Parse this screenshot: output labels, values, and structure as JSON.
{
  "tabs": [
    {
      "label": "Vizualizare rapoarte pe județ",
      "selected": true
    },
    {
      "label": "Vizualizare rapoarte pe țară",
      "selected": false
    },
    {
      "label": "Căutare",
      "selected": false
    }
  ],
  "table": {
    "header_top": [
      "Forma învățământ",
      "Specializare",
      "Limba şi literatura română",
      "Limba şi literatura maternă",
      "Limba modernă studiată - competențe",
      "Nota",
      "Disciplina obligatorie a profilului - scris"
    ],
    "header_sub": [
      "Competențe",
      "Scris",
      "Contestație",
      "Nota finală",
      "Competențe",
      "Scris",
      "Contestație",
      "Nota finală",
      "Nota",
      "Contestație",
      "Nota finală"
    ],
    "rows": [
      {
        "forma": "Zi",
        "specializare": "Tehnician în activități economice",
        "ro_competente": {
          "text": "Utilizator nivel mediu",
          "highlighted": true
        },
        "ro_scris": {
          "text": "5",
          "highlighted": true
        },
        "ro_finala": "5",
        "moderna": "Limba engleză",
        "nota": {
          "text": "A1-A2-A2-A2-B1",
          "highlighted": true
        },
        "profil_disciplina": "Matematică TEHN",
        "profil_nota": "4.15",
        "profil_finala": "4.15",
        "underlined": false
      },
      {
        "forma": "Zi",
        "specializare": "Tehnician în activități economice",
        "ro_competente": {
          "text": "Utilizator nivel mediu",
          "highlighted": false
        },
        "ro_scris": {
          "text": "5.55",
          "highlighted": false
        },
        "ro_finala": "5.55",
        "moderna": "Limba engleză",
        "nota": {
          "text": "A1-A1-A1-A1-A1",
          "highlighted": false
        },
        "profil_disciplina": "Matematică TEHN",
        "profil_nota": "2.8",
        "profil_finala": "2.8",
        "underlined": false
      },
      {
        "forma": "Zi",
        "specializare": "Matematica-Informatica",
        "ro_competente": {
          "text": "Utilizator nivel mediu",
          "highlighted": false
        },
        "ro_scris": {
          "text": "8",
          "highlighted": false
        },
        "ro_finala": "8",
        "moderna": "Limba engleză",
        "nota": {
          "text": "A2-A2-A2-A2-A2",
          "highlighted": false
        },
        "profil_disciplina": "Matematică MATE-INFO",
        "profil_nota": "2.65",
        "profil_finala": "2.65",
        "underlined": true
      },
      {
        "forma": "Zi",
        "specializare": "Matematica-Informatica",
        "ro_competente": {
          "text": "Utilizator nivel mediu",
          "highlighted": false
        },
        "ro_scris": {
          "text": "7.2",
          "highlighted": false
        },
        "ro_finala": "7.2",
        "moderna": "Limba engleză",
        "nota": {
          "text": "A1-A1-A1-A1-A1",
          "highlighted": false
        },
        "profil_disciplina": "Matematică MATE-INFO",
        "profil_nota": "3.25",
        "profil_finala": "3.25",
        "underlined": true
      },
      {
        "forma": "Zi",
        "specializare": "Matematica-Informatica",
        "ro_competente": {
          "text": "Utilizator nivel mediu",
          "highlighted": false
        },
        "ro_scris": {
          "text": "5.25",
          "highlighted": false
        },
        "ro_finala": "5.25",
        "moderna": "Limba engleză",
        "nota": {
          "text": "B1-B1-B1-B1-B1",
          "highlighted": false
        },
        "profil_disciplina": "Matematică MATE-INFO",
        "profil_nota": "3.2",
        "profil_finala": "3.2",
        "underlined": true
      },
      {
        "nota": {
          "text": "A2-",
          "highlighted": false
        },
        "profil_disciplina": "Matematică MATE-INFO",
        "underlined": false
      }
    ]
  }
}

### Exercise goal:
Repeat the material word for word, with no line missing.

### Exercise output:
Parse this screenshot: output labels, values, and structure as JSON.
{
  "tabs": [
    {
      "label": "Vizualizare rapoarte pe județ",
      "selected": true
    },
    {
      "label": "Vizualizare rapoarte pe țară",
      "selected": false
    },
    {
      "label": "Căutare",
      "selected": false
    }
  ],
  "table": {
    "header_top": [
      "Forma învățământ",
      "Specializare",
      "Limba şi literatura română",
      "Limba şi literatura maternă",
      "Limba modernă studiată - competențe",
      "Nota",
      "Disciplina obligatorie a profilului - scris"
    ],
    "header_sub": [
      "Competențe",
      "Scris",
      "Contestație",
      "Nota finală",
      "Competențe",
      "Scris",
      "Contestație",
      "Nota finală",
      "Nota",
      "Contestație",
      "Nota finală"
    ],
    "rows": [
      {
        "forma": "Zi",
        "specializare": "Tehnician în activități economice",
        "ro_competente": {
          "text": "Utilizator nivel mediu",
          "highlighted": true
        },
        "ro_scris": {
          "text": "5",
          "highlighted": true
        },
        "ro_finala": "5",
        "moderna": "Limba engleză",
        "nota": {
          "text": "A1-A2-A2-A2-B1",
          "highlighted": true
        },
        "profil_disciplina": "Matematică TEHN",
        "profil_nota": "4.15",
        "profil_finala": "4.15",
        "underlined": false
      },
      {
        "forma": "Zi",
        "specializare": "Tehnician în activități economice",
        "ro_competente": {
          "text": "Utilizator nivel mediu",
          "highlighted": false
        },
        "ro_scris": {
          "text": "5.55",
          "highlighted": false
        },
        "ro_finala": "5.55",
        "moderna": "Limba engleză",
        "nota": {
          "text": "A1-A1-A1-A1-A1",
          "highlighted": false
        },
        "profil_disciplina": "Matematică TEHN",
        "profil_nota": "2.8",
        "profil_finala": "2.8",
        "underlined": false
      },
      {
        "forma": "Zi",
        "specializare": "Matematica-Informatica",
        "ro_competente": {
          "text": "Utilizator nivel mediu",
          "highlighted": false
        },
        "ro_scris": {
          "text": "8",
          "highlighted": false
        },
        "ro_finala": "8",
        "moderna": "Limba engleză",
        "nota": {
          "text": "A2-A2-A2-A2-A2",
          "highlighted": false
        },
        "profil_disciplina": "Matematică MATE-INFO",
        "profil_nota": "2.65",
        "profil_finala": "2.65",
        "underlined": true
      },
      {
        "forma": "Zi",
        "specializare": "Matematica-Informatica",
        "ro_competente": {
          "text": "Utilizator nivel mediu",
          "highlighted": false
        },
        "ro_scris": {
          "text": "7.2",
          "highlighted": false
        },
        "ro_finala": "7.2",
        "moderna": "Limba engleză",
        "nota": {
          "text": "A1-A1-A1-A1-A1",
          "highlighted": false
        },
        "profil_disciplina": "Matematică MATE-INFO",
        "profil_nota": "3.25",
        "profil_finala": "3.25",
        "underlined": true
      },
      {
        "forma": "Zi",
        "specializare": "Matematica-Informatica",
        "ro_competente": {
          "text": "Utilizator nivel mediu",
          "highlighted": false
        },
        "ro_scris": {
          "text": "5.25",
          "highlighted": false
        },
        "ro_finala": "5.25",
        "moderna": "Limba engleză",
        "nota": {
          "text": "B1-B1-B1-B1-B1",
          "highlighted": false
        },
        "profil_disciplina": "Matematică MATE-INFO",
        "profil_nota": "3.2",
        "profil_finala": "3.2",
        "underlined": true
      },
      {
        "nota": {
          "text": "A2-",
          "highlighted": false
        },
        "profil_disciplina": "Matematică MATE-INFO",
        "underlined": false
      }
    ]
  }
}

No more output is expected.